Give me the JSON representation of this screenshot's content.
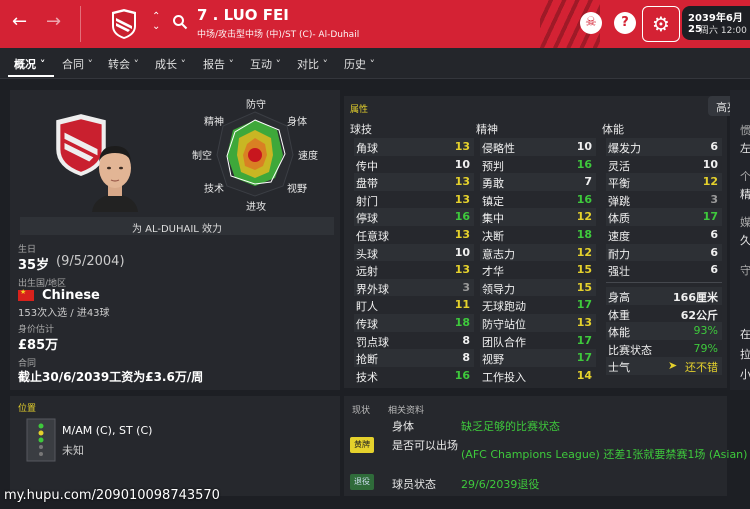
{
  "header": {
    "title": "7 . LUO FEI",
    "subtitle": "中场/攻击型中场 (中)/ST (C)- Al-Duhail",
    "date": "2039年6月25",
    "time": "周六 12:00"
  },
  "tabs": [
    "概况",
    "合同",
    "转会",
    "成长",
    "报告",
    "互动",
    "对比",
    "历史"
  ],
  "profile": {
    "plays_for": "为 AL-DUHAIL 效力",
    "radar_labels": [
      "防守",
      "身体",
      "速度",
      "视野",
      "进攻",
      "技术",
      "制空",
      "精神"
    ],
    "birth_label": "生日",
    "age": "35岁",
    "birth_date": "(9/5/2004)",
    "nation_label": "出生国/地区",
    "nation": "Chinese",
    "caps": "153次入选 / 进43球",
    "value_label": "身价估计",
    "value": "£85万",
    "contract_label": "合同",
    "contract": "截止30/6/2039工资为£3.6万/周"
  },
  "attributes": {
    "title": "属性",
    "highlight_button": "高亮显",
    "col_headers": [
      "球技",
      "精神",
      "体能"
    ],
    "technical": [
      {
        "name": "角球",
        "value": "13",
        "color": "yellow"
      },
      {
        "name": "传中",
        "value": "10",
        "color": "white"
      },
      {
        "name": "盘带",
        "value": "13",
        "color": "yellow"
      },
      {
        "name": "射门",
        "value": "13",
        "color": "yellow"
      },
      {
        "name": "停球",
        "value": "16",
        "color": "green"
      },
      {
        "name": "任意球",
        "value": "13",
        "color": "yellow"
      },
      {
        "name": "头球",
        "value": "10",
        "color": "white"
      },
      {
        "name": "远射",
        "value": "13",
        "color": "yellow"
      },
      {
        "name": "界外球",
        "value": "3",
        "color": "gray"
      },
      {
        "name": "盯人",
        "value": "11",
        "color": "yellow"
      },
      {
        "name": "传球",
        "value": "18",
        "color": "green"
      },
      {
        "name": "罚点球",
        "value": "8",
        "color": "white"
      },
      {
        "name": "抢断",
        "value": "8",
        "color": "white"
      },
      {
        "name": "技术",
        "value": "16",
        "color": "green"
      }
    ],
    "mental": [
      {
        "name": "侵略性",
        "value": "10",
        "color": "white"
      },
      {
        "name": "预判",
        "value": "16",
        "color": "green"
      },
      {
        "name": "勇敢",
        "value": "7",
        "color": "white"
      },
      {
        "name": "镇定",
        "value": "16",
        "color": "green"
      },
      {
        "name": "集中",
        "value": "12",
        "color": "yellow"
      },
      {
        "name": "决断",
        "value": "18",
        "color": "green"
      },
      {
        "name": "意志力",
        "value": "12",
        "color": "yellow"
      },
      {
        "name": "才华",
        "value": "15",
        "color": "yellow"
      },
      {
        "name": "领导力",
        "value": "15",
        "color": "yellow"
      },
      {
        "name": "无球跑动",
        "value": "17",
        "color": "green"
      },
      {
        "name": "防守站位",
        "value": "13",
        "color": "yellow"
      },
      {
        "name": "团队合作",
        "value": "17",
        "color": "green"
      },
      {
        "name": "视野",
        "value": "17",
        "color": "green"
      },
      {
        "name": "工作投入",
        "value": "14",
        "color": "yellow"
      }
    ],
    "physical": [
      {
        "name": "爆发力",
        "value": "6",
        "color": "white"
      },
      {
        "name": "灵活",
        "value": "10",
        "color": "white"
      },
      {
        "name": "平衡",
        "value": "12",
        "color": "yellow"
      },
      {
        "name": "弹跳",
        "value": "3",
        "color": "gray"
      },
      {
        "name": "体质",
        "value": "17",
        "color": "green"
      },
      {
        "name": "速度",
        "value": "6",
        "color": "white"
      },
      {
        "name": "耐力",
        "value": "6",
        "color": "white"
      },
      {
        "name": "强壮",
        "value": "6",
        "color": "white"
      }
    ],
    "info": [
      {
        "name": "身高",
        "value": "166厘米"
      },
      {
        "name": "体重",
        "value": "62公斤"
      },
      {
        "name": "体能",
        "value": "93%"
      },
      {
        "name": "比赛状态",
        "value": "79%"
      },
      {
        "name": "士气",
        "value": "还不错"
      }
    ]
  },
  "right_edge": [
    "惯",
    "左",
    "个",
    "精",
    "媒",
    "久",
    "守",
    "在",
    "拉",
    "小"
  ],
  "position": {
    "title": "位置",
    "roles": "M/AM (C), ST (C)",
    "other": "未知"
  },
  "status": {
    "tab1": "现状",
    "tab2": "相关资料",
    "rows": [
      {
        "badge": "",
        "label": "身体",
        "value": "缺乏足够的比赛状态"
      },
      {
        "badge": "黄牌",
        "label": "是否可以出场",
        "value": "(AFC Champions League) 还差1张就要禁赛1场 (Asian)"
      },
      {
        "badge": "退役",
        "label": "球员状态",
        "value": "29/6/2039退役"
      }
    ]
  },
  "watermark": "my.hupu.com/209010098743570",
  "colors": {
    "header": "#d42234",
    "green": "#3ec93c",
    "yellow": "#e5d12c"
  }
}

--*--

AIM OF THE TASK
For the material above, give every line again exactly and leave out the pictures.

RESULT OF THE TASK
Give me the JSON representation of this screenshot's content.
{
  "header": {
    "title": "7 . LUO FEI",
    "subtitle": "中场/攻击型中场 (中)/ST (C)- Al-Duhail",
    "date": "2039年6月25",
    "time": "周六 12:00"
  },
  "tabs": [
    "概况",
    "合同",
    "转会",
    "成长",
    "报告",
    "互动",
    "对比",
    "历史"
  ],
  "profile": {
    "plays_for": "为 AL-DUHAIL 效力",
    "radar_labels": [
      "防守",
      "身体",
      "速度",
      "视野",
      "进攻",
      "技术",
      "制空",
      "精神"
    ],
    "birth_label": "生日",
    "age": "35岁",
    "birth_date": "(9/5/2004)",
    "nation_label": "出生国/地区",
    "nation": "Chinese",
    "caps": "153次入选 / 进43球",
    "value_label": "身价估计",
    "value": "£85万",
    "contract_label": "合同",
    "contract": "截止30/6/2039工资为£3.6万/周"
  },
  "attributes": {
    "title": "属性",
    "highlight_button": "高亮显",
    "col_headers": [
      "球技",
      "精神",
      "体能"
    ],
    "technical": [
      {
        "name": "角球",
        "value": "13",
        "color": "yellow"
      },
      {
        "name": "传中",
        "value": "10",
        "color": "white"
      },
      {
        "name": "盘带",
        "value": "13",
        "color": "yellow"
      },
      {
        "name": "射门",
        "value": "13",
        "color": "yellow"
      },
      {
        "name": "停球",
        "value": "16",
        "color": "green"
      },
      {
        "name": "任意球",
        "value": "13",
        "color": "yellow"
      },
      {
        "name": "头球",
        "value": "10",
        "color": "white"
      },
      {
        "name": "远射",
        "value": "13",
        "color": "yellow"
      },
      {
        "name": "界外球",
        "value": "3",
        "color": "gray"
      },
      {
        "name": "盯人",
        "value": "11",
        "color": "yellow"
      },
      {
        "name": "传球",
        "value": "18",
        "color": "green"
      },
      {
        "name": "罚点球",
        "value": "8",
        "color": "white"
      },
      {
        "name": "抢断",
        "value": "8",
        "color": "white"
      },
      {
        "name": "技术",
        "value": "16",
        "color": "green"
      }
    ],
    "mental": [
      {
        "name": "侵略性",
        "value": "10",
        "color": "white"
      },
      {
        "name": "预判",
        "value": "16",
        "color": "green"
      },
      {
        "name": "勇敢",
        "value": "7",
        "color": "white"
      },
      {
        "name": "镇定",
        "value": "16",
        "color": "green"
      },
      {
        "name": "集中",
        "value": "12",
        "color": "yellow"
      },
      {
        "name": "决断",
        "value": "18",
        "color": "green"
      },
      {
        "name": "意志力",
        "value": "12",
        "color": "yellow"
      },
      {
        "name": "才华",
        "value": "15",
        "color": "yellow"
      },
      {
        "name": "领导力",
        "value": "15",
        "color": "yellow"
      },
      {
        "name": "无球跑动",
        "value": "17",
        "color": "green"
      },
      {
        "name": "防守站位",
        "value": "13",
        "color": "yellow"
      },
      {
        "name": "团队合作",
        "value": "17",
        "color": "green"
      },
      {
        "name": "视野",
        "value": "17",
        "color": "green"
      },
      {
        "name": "工作投入",
        "value": "14",
        "color": "yellow"
      }
    ],
    "physical": [
      {
        "name": "爆发力",
        "value": "6",
        "color": "white"
      },
      {
        "name": "灵活",
        "value": "10",
        "color": "white"
      },
      {
        "name": "平衡",
        "value": "12",
        "color": "yellow"
      },
      {
        "name": "弹跳",
        "value": "3",
        "color": "gray"
      },
      {
        "name": "体质",
        "value": "17",
        "color": "green"
      },
      {
        "name": "速度",
        "value": "6",
        "color": "white"
      },
      {
        "name": "耐力",
        "value": "6",
        "color": "white"
      },
      {
        "name": "强壮",
        "value": "6",
        "color": "white"
      }
    ],
    "info": [
      {
        "name": "身高",
        "value": "166厘米"
      },
      {
        "name": "体重",
        "value": "62公斤"
      },
      {
        "name": "体能",
        "value": "93%"
      },
      {
        "name": "比赛状态",
        "value": "79%"
      },
      {
        "name": "士气",
        "value": "还不错"
      }
    ]
  },
  "right_edge": [
    "惯",
    "左",
    "个",
    "精",
    "媒",
    "久",
    "守",
    "在",
    "拉",
    "小"
  ],
  "position": {
    "title": "位置",
    "roles": "M/AM (C), ST (C)",
    "other": "未知"
  },
  "status": {
    "tab1": "现状",
    "tab2": "相关资料",
    "rows": [
      {
        "badge": "",
        "label": "身体",
        "value": "缺乏足够的比赛状态"
      },
      {
        "badge": "黄牌",
        "label": "是否可以出场",
        "value": "(AFC Champions League) 还差1张就要禁赛1场 (Asian)"
      },
      {
        "badge": "退役",
        "label": "球员状态",
        "value": "29/6/2039退役"
      }
    ]
  },
  "watermark": "my.hupu.com/209010098743570",
  "colors": {
    "header": "#d42234",
    "green": "#3ec93c",
    "yellow": "#e5d12c"
  }
}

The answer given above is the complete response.